Does the place have important values relating to spiritual beliefs? Is the place spiritually important for maintaining the fundamental health and well-being of natural and cultural systems? Are there wilderness or wild river values recognised at the place?
Biodiversity values Biological diversity (intrinsic) value is the importance of the variety of life forms: the different plants, animals and micro-organisms, the genes they contain, and the ecosystems they form. Is the place important for its species diversity, ecosystem diversity or community diversity? Is the place important for its rare or endangered elements? Is the place important for particular species?
Ecosystems (intrinsic) value is the importance of the interactions between the complex of organisms that make up a community with their non-living environment and each other.
Is the place an important example of intact ecological processes at work? Does the place contribute to important ecological processes occurring between communities and the non-living environment?
Geodiversity (intrinsic) value is the importance of the range of earth features including geological, geomorphological, palaeontological, soil, hydrological and atmospheric features, systems and earth processes.
Is the place important as an example of particular earth processes at work in soil, water or atmosphere? Is the place important for its diversity in fossils, land systems or geological features? Is the place important for its rare or endangered elements? Is the place important for particular phenomena?

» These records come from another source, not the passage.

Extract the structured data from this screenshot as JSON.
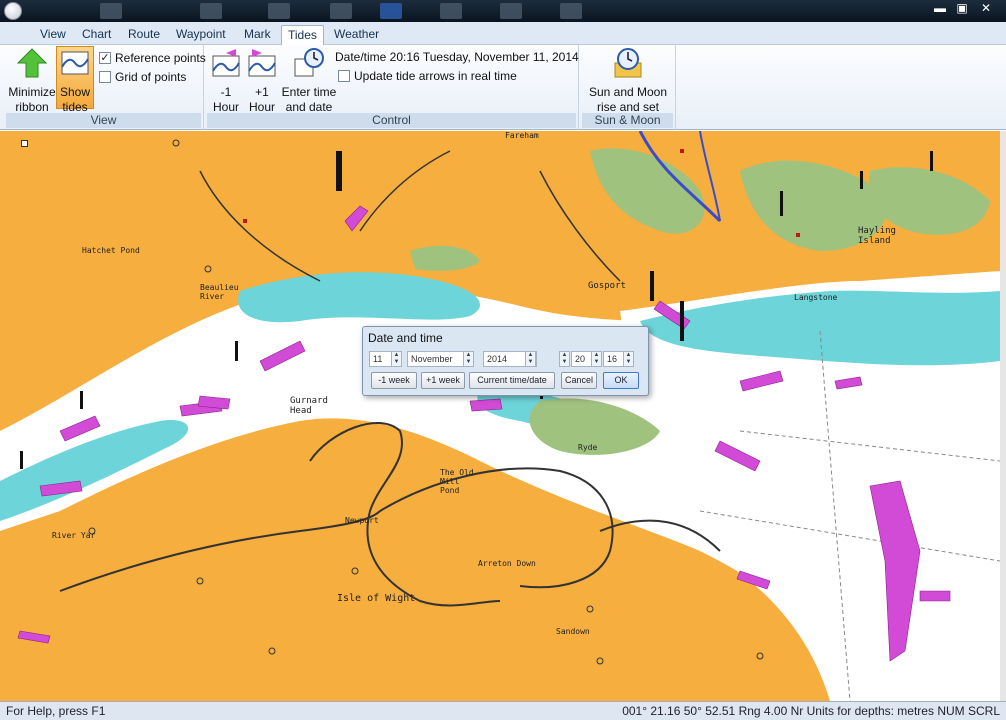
{
  "window": {
    "title": ""
  },
  "menu": {
    "tabs": [
      {
        "label": "View"
      },
      {
        "label": "Chart"
      },
      {
        "label": "Route"
      },
      {
        "label": "Waypoint"
      },
      {
        "label": "Mark"
      },
      {
        "label": "Tides"
      },
      {
        "label": "Weather"
      }
    ],
    "active_tab": "Tides"
  },
  "ribbon": {
    "view_group": {
      "label": "View",
      "minimize_label": "Minimize ribbon",
      "show_tides_label": "Show tides",
      "reference_points_label": "Reference points",
      "reference_points_checked": "✓",
      "grid_of_points_label": "Grid of points"
    },
    "control_group": {
      "label": "Control",
      "minus_hour_label": "-1 Hour",
      "plus_hour_label": "+1 Hour",
      "enter_time_label": "Enter time and date",
      "datetime_text": "Date/time 20:16 Tuesday, November 11, 2014",
      "update_arrows_label": "Update tide arrows in real time"
    },
    "sun_moon_group": {
      "label": "Sun & Moon",
      "button_label": "Sun and Moon rise and set times"
    }
  },
  "dialog": {
    "title": "Date and time",
    "day": "11",
    "month": "November",
    "year": "2014",
    "hour": "20",
    "minute": "16",
    "minus_week": "-1 week",
    "plus_week": "+1 week",
    "current_time": "Current time/date",
    "cancel": "Cancel",
    "ok": "OK"
  },
  "map": {
    "labels": {
      "fareham": "Fareham",
      "gosport": "Gosport",
      "gurnard_head": "Gurnard Head",
      "isle_of_wight": "Isle of Wight",
      "hayling_island": "Hayling Island",
      "river_yar": "River Yar",
      "beaulieu_river": "Beaulieu River",
      "hatchet_pond": "Hatchet Pond",
      "langstone": "Langstone",
      "sun_moon": "",
      "ryde": "Ryde",
      "sandown": "Sandown",
      "arreton_down": "Arreton Down",
      "the_old_mill_pond": "The Old Mill Pond",
      "newport": "Newport"
    },
    "colors": {
      "land": "#f6ae3f",
      "shallow": "#6dd5d9",
      "deep": "#ffffff",
      "intertidal": "#9fc27f",
      "tide_arrow": "#d24bd6"
    }
  },
  "status": {
    "help": "For Help, press F1",
    "position": "001° 21.16 50° 52.51 Rng 4.00 Nr Units for depths: metres NUM SCRL"
  }
}
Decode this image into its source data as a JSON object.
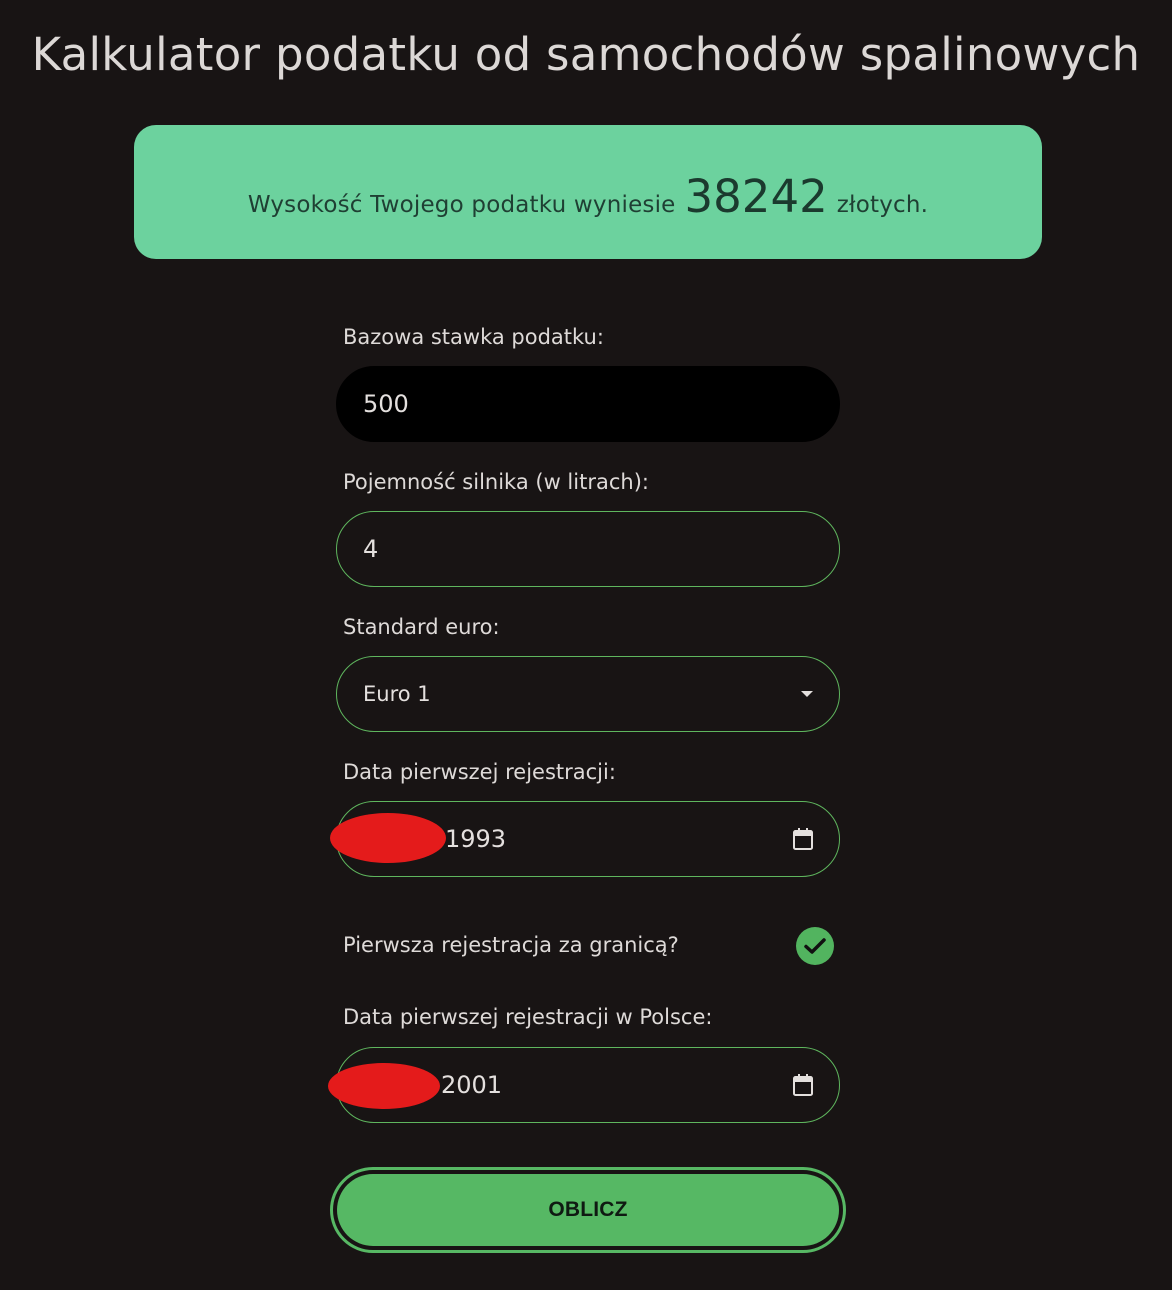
{
  "page": {
    "title": "Kalkulator podatku od samochodów spalinowych"
  },
  "result": {
    "prefix": "Wysokość Twojego podatku wyniesie",
    "amount": "38242",
    "suffix": "złotych."
  },
  "form": {
    "base_rate": {
      "label": "Bazowa stawka podatku:",
      "value": "500"
    },
    "engine_capacity": {
      "label": "Pojemność silnika (w litrach):",
      "value": "4"
    },
    "euro_standard": {
      "label": "Standard euro:",
      "selected": "Euro 1"
    },
    "first_registration_date": {
      "label": "Data pierwszej rejestracji:",
      "visible_value": "1993"
    },
    "registered_abroad": {
      "label": "Pierwsza rejestracja za granicą?",
      "checked": true
    },
    "first_registration_poland_date": {
      "label": "Data pierwszej rejestracji w Polsce:",
      "visible_value": "2001"
    },
    "submit_label": "OBLICZ"
  },
  "colors": {
    "background": "#181414",
    "banner": "#6cd29e",
    "accent_green": "#56b864",
    "redaction": "#e41b1b"
  },
  "icons": {
    "select": "chevron-down-icon",
    "date": "calendar-icon",
    "check": "checkmark-icon"
  }
}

Step 3 Order your information
After assessing the significant values of the place, it is useful to order this information, particularly if a number of places are involved. This is important if a comparative significance assessment is done (see Step 4). Heritage criteria provide a common method of describing the different types of values of heritage places and can be used with small or large areas, and natural and cultural heritage.

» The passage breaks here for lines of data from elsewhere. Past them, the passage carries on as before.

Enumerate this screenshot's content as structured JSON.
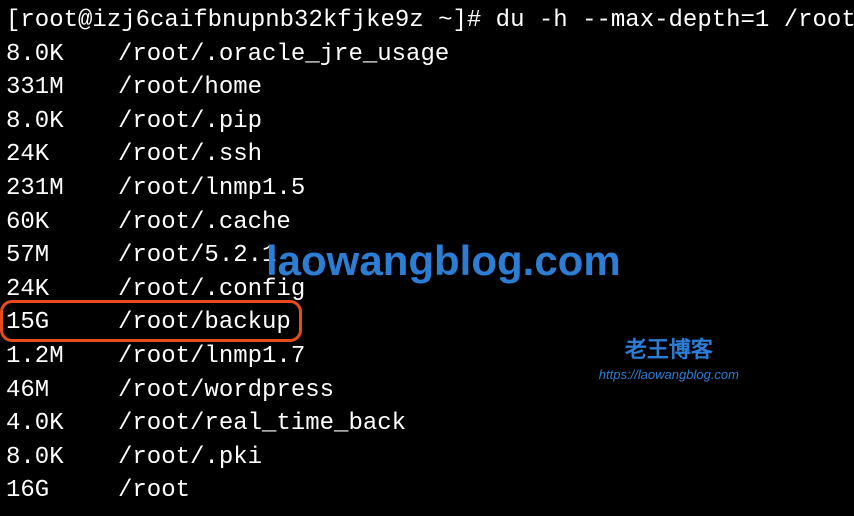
{
  "prompt": "[root@izj6caifbnupnb32kfjke9z ~]# du -h --max-depth=1 /root",
  "lines": [
    {
      "size": "8.0K",
      "path": "/root/.oracle_jre_usage"
    },
    {
      "size": "331M",
      "path": "/root/home"
    },
    {
      "size": "8.0K",
      "path": "/root/.pip"
    },
    {
      "size": "24K",
      "path": "/root/.ssh"
    },
    {
      "size": "231M",
      "path": "/root/lnmp1.5"
    },
    {
      "size": "60K",
      "path": "/root/.cache"
    },
    {
      "size": "57M",
      "path": "/root/5.2.1"
    },
    {
      "size": "24K",
      "path": "/root/.config"
    },
    {
      "size": "15G",
      "path": "/root/backup"
    },
    {
      "size": "1.2M",
      "path": "/root/lnmp1.7"
    },
    {
      "size": "46M",
      "path": "/root/wordpress"
    },
    {
      "size": "4.0K",
      "path": "/root/real_time_back"
    },
    {
      "size": "8.0K",
      "path": "/root/.pki"
    },
    {
      "size": "16G",
      "path": "/root"
    }
  ],
  "watermark": {
    "big": "laowangblog.com",
    "cn": "老王博客",
    "url": "https://laowangblog.com"
  }
}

Step 4 If needed, conduct a comparative assessment
For a number of similar places, it may be necessary to do a comparative heritage significance assessment. This can be done by asking:
How many other places like this are there in this area?
How important is this place compared to similar places in this area or other areas of the country? How important is this place to your community or group compared to other similar places in the area of your community? What is the physical condition of the place relative to other similar places?
Note that this step is not necessary if the place in question is the only place of its type or one of few similar places existing. Comparing the significance of places may not be appropriate for places of indigenous heritage significance.
Step 5 Write a statement of significance
The above steps will have identified the significant values of the place. A statement of significance sets out why a place is important and explains the values the place holds for the community or groups within the community.
Tips for writing a statement of significance
The statement should be a succinct, clear and comprehensive statement of the major reasons why a place is significant. Focus on answering the question: Why is this place significant? Word the statement carefully to reflect the values of the place. Refer to heritage criteria if appropriate. For a large or complex area, present overall significance as a summary statement, supported by subsidiary statements for specific features. The statement should indicate any areas where there are known gaps in knowledge. For instance, it should stare whether the place has been assessed for both natural and cultural heritage (indigenous and historic). The statement should be accompanied by evidence supporting the judgement of significance expressed in the statement, for example, documents, results of studies or workshops, or oral statements.